Ten years ago, living an urban Southern California lifestyle, if someone had said, “you’ll be running a farm, raising chickens and a busy CSA”, I would’ve laughed!  And I do still chuckle a little at my reality of running this farm. I laugh at how happy I am and how grateful I am to have such a life

But, raising chickens is a year-round practice; it starts every fall with day old chicks, that grow up through the winter. Is it easy? Not how we do it. The quality of our eggs is unparalleled. Keeping up with Animal Welfare Approved standards and the increased needs of the chickens in winter months in not easy. But knowing that our eggs are so delicious, so healthy and so beautiful, keeps me inspired. 

As a member of the Animal Welfare Approved program through A Greener World, we follow their recommendations to use non-GMO feed. That means locally grown, locally milled feed that we get by driving up to Ross Feed In Quarrysville, PA about once every 6 – 8 weeks. I’ll buy 1500-2000 pounds of their local, non-GMO feed, and bring it back to the farm. Then it’s hand shoveled it into the grain bin.  Other guidelines from AWA set the way the chicken are raised, how they’re fed and how they’re treated which we follow closely.

First, the chickens must be farm raised. We purchase them as day-old chicks which usually means they are mailed. When I pick them up at the post office, it’s very early in the morning, about 5-530am when they arrive. Then we begin the trek home where we have a special room, and a special box with heat lamps, our brooder box, where each one is carefully removed from the box they’ve been shipped in, their beaks dipped in their water source and set down gently near the heat. Super Cute!!   Raising primarily heritage birds, we have Delaware, Barred Rocks, Rhodes Island Reds, Buff Orpingtons, and Black Australorps. Of course, this variety of heritage birds are enjoyable to look at, and lay brown eggs, in slightly different hues. The color of the egg shell really does not make a difference in the egg itself, it’s merely denoting what kind of chicken it came from.

The chickens must have access to pasture; fresh air and sunshine EVERYDAY. This means they are raised in a natural environment. That’s not hard on our farm as there is a pasture where they are allowed to wander and soak up sunshine and fresh air. The coop is their safe space at night.

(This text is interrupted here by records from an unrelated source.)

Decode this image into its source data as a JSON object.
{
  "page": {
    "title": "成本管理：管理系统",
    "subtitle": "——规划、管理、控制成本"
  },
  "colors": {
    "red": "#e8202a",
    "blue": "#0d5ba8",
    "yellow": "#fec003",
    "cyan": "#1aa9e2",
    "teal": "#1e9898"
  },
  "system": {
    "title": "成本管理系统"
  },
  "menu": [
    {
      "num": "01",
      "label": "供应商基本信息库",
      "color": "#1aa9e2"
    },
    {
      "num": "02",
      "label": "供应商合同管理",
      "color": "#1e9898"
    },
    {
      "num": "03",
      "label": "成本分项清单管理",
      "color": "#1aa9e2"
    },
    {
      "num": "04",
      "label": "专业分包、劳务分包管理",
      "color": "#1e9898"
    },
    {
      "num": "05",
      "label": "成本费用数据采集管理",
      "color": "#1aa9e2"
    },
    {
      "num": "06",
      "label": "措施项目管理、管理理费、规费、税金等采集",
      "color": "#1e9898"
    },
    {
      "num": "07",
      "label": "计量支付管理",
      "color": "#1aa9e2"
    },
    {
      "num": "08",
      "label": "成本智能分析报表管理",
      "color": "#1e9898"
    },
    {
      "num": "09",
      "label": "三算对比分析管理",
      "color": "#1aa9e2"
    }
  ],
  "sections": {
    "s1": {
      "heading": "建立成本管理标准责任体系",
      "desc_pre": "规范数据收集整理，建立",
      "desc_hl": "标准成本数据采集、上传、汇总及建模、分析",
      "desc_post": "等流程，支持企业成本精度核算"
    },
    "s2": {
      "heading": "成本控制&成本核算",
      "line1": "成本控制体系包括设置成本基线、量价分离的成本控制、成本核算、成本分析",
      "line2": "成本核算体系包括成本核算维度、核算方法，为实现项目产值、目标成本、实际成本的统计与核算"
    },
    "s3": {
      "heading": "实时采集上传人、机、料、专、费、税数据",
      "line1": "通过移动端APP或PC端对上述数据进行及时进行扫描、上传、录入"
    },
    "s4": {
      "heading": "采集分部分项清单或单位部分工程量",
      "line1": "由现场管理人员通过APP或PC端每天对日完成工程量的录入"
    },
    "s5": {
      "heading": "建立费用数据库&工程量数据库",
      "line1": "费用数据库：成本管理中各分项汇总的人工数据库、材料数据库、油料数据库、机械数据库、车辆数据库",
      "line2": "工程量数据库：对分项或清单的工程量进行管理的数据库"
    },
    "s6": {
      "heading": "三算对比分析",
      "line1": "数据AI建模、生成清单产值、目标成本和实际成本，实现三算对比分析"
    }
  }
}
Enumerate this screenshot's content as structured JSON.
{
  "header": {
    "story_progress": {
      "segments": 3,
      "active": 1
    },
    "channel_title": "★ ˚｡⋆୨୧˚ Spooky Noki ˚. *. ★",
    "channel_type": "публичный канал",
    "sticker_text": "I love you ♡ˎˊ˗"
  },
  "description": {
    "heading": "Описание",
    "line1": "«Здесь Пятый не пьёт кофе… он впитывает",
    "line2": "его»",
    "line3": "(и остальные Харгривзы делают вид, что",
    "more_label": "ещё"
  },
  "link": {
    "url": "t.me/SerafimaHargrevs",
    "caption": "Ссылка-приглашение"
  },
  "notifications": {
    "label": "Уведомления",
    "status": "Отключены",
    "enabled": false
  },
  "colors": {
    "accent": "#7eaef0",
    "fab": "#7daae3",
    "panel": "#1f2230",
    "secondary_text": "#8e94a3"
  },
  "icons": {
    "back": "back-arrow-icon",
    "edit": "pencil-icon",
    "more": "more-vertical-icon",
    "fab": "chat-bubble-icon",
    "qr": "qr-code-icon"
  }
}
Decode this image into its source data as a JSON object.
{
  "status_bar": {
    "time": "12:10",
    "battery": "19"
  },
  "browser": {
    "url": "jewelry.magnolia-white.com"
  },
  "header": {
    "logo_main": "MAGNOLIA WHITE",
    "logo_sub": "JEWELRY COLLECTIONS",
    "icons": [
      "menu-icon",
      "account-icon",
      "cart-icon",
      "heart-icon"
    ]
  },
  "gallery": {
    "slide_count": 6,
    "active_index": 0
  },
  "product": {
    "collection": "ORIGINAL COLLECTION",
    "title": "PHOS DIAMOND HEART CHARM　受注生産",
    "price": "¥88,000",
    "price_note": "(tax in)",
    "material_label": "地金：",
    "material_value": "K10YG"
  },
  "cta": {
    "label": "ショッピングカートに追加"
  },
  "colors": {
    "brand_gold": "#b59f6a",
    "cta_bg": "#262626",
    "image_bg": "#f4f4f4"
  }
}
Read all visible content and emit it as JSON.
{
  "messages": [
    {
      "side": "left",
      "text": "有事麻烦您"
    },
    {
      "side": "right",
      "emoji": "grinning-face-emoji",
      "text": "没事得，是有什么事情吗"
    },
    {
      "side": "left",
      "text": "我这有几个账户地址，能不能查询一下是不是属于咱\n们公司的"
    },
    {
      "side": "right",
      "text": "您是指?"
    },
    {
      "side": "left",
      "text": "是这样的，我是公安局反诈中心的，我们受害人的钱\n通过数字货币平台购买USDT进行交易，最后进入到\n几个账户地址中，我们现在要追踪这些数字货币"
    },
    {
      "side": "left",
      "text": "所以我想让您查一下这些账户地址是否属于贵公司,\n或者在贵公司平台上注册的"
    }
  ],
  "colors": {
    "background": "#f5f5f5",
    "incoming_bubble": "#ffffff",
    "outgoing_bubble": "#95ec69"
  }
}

Our 200 chicks arrived two months ago. They are already turning into pullets—teen female chickens. They’re eating left-over arugula, bok choy, end of season squash, kale, chickweed etc.  Quite a delicious menu for the chickens.   When our season is in full swing, they’ll eat vegetables that are either too abundant, or past their prime. That’s useful recycling with the side benefit of ensuring gorgeously yellow yolks.This flock will start laying in April, just in time for our first markets.Most of the pullets are figuring out how to roost. They are fully developed by 8 weeks, and they don’t lay eggs until approximately 22 weeks. The first eggs will be smaller and only a few per day. Once they are roosting properly, in late April, we should see around 5 dozen eggs per day. Families who are picking up their CSA share often have their kids come along and see the hoop houses and chicken coop. The chickens are the favorite. Parents love the experience too—the farm, their vegetable share, darting chickens and their egg share. If you’re a member and want to see the chicken coup or greenhouses, just ask. We love to let you see first hand. It’s always nice to get that email saying, “these are the best eggs I have ever eaten”. That’s what makes all the hard work, and thoughtful planning worthwhile.

This flock will start laying in April, just in time for our first markets. Most of the pullets are just now figuring out how to roost. They are fully developed by 8 weeks, and they don’t lay eggs until approximately 22 weeks. The first eggs will be smaller and only a few per day. Once they are roosting properly, in late April, we should see around 5 dozen eggs per day. Families who are picking up their CSA share often bring their kids come along to see the hoop houses and chicken coop. The chickens are definitely the favorite. Parents love the experience too—the farm, their vegetable share, darting chickens and their egg share.

If you’re a CSA member and want to see the chicken coup or greenhouses, just ask. We love to let you see first hand. It’s always nice to get that email saying, “these are the best eggs I have ever eaten”. That’s what makes all the hard work and thoughtful planning worthwhile.